The drive back to Kerikeri passed quickly enough and I was soon both clean and reunited with my family. 

While in many ways the afternoon had been a happy ending, the solo ride in foul conditions had been an abrupt change.  I'd been expecting a turbo boost after decoupling from the trailer, but of course, I just went faster.  The sensations were largely the same, in some ways testament to the sound logic of me towing the whole party's gear. 

The next day, we visited Waitangi, and then caught a boat from Paihia to Russell for lunch.

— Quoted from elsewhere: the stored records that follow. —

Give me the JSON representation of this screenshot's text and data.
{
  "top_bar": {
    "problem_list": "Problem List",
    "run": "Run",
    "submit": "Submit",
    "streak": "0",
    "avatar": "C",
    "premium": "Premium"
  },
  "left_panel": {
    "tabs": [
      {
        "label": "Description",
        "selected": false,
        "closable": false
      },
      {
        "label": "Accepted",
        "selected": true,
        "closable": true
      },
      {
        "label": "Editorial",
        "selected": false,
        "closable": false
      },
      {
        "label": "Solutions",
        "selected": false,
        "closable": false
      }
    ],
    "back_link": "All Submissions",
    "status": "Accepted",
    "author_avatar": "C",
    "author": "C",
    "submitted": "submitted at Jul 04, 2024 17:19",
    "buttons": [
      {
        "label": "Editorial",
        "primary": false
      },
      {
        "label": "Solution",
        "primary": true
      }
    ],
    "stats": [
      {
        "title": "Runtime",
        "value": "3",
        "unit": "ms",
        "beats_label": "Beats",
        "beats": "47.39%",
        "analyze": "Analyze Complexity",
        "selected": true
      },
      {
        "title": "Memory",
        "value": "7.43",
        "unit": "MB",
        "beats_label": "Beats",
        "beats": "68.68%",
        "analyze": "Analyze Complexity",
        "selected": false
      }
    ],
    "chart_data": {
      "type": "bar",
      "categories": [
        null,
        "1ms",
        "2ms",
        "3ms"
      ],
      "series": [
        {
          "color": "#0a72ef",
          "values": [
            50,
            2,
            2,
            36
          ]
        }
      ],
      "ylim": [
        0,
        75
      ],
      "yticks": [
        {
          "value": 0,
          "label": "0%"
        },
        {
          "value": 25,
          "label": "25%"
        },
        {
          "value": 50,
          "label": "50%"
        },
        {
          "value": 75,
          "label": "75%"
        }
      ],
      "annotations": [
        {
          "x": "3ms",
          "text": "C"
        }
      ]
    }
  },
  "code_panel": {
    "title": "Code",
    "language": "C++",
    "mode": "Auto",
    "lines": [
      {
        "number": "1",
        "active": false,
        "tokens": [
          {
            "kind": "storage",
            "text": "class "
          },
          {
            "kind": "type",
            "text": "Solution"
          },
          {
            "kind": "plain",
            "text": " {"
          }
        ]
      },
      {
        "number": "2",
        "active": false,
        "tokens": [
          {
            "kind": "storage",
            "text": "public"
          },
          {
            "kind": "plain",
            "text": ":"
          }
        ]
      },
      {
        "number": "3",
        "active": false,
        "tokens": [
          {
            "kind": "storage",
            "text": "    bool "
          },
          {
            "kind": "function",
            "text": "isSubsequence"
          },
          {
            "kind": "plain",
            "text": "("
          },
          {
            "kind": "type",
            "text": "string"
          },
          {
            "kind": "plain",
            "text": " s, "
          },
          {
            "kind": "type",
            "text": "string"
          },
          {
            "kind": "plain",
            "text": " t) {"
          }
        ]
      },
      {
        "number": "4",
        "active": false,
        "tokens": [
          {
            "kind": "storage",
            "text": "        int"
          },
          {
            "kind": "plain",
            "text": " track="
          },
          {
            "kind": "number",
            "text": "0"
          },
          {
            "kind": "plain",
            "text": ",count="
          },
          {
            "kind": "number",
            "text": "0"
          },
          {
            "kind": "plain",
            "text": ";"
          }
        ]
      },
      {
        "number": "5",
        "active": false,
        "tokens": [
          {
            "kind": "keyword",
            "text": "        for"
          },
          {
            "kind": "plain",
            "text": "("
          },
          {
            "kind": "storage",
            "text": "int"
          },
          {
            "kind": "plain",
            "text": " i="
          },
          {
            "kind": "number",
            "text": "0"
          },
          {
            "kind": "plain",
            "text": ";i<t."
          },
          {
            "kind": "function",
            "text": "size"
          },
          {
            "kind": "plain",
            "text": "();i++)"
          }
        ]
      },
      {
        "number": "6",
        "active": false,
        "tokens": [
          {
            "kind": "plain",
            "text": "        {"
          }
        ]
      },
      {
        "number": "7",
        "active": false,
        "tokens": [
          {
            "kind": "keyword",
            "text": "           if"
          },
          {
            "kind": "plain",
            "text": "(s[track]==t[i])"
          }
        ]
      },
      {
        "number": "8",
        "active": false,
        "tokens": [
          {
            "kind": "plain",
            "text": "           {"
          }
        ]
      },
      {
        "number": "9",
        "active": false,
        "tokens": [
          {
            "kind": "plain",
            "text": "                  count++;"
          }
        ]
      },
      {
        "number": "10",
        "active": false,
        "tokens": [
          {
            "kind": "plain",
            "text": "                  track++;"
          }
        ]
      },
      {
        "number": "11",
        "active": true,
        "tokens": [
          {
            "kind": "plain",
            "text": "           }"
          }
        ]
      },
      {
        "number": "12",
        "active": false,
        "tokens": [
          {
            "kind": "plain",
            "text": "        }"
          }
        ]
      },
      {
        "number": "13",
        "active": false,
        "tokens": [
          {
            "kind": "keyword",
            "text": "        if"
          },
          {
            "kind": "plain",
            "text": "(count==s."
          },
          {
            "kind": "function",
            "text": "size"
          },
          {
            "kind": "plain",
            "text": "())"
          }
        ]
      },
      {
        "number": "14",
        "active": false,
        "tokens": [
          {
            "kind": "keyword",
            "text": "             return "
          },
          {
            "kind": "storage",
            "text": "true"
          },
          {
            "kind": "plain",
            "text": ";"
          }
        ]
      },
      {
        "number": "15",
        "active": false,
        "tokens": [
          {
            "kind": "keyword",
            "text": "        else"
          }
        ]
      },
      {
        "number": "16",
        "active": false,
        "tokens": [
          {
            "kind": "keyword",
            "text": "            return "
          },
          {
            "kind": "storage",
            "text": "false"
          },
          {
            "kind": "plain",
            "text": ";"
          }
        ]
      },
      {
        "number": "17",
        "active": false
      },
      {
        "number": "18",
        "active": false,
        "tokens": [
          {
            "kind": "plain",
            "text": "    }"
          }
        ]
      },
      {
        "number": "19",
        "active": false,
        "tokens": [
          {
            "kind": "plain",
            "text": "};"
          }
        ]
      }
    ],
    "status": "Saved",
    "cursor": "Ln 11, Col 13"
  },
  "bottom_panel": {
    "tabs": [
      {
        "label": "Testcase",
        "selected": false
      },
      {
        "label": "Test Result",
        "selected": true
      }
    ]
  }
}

Later that afternoon, we dropped Kaitlyn at the airport, before driving as far south as Taihape for the night, in the ever-welcoming Taihape Motels.

By the time we arrived back in Wellington the next day, I was pretty shattered, having driven almost exactly 1000km since Kaitaia.   One of the big frustrations of doing anything cycling-related away from home is the hassle of getting there, and however much I'd love to explore more of Northland, its possible that the logistical costs are too great for it to happen any time soon. 

The trip had been a roaring success in almost all other respects.

Kaitlyn, Khulan and Sarah (from most surprising to least) had coped incredibly well with the schedule, and had seemed to have a wonderful time.  I am an incredibly lucky man to have these three amazing women in my life, and even luckier that I'm able to share my passion of riding with them. 

The surroundings had also been among the finest I've enjoyed, to the extent that I wonder if there's a dud gravel road anywhere in Northland!  Now, if only someone would invent a teleporter, I'd be back up there in a flash!!!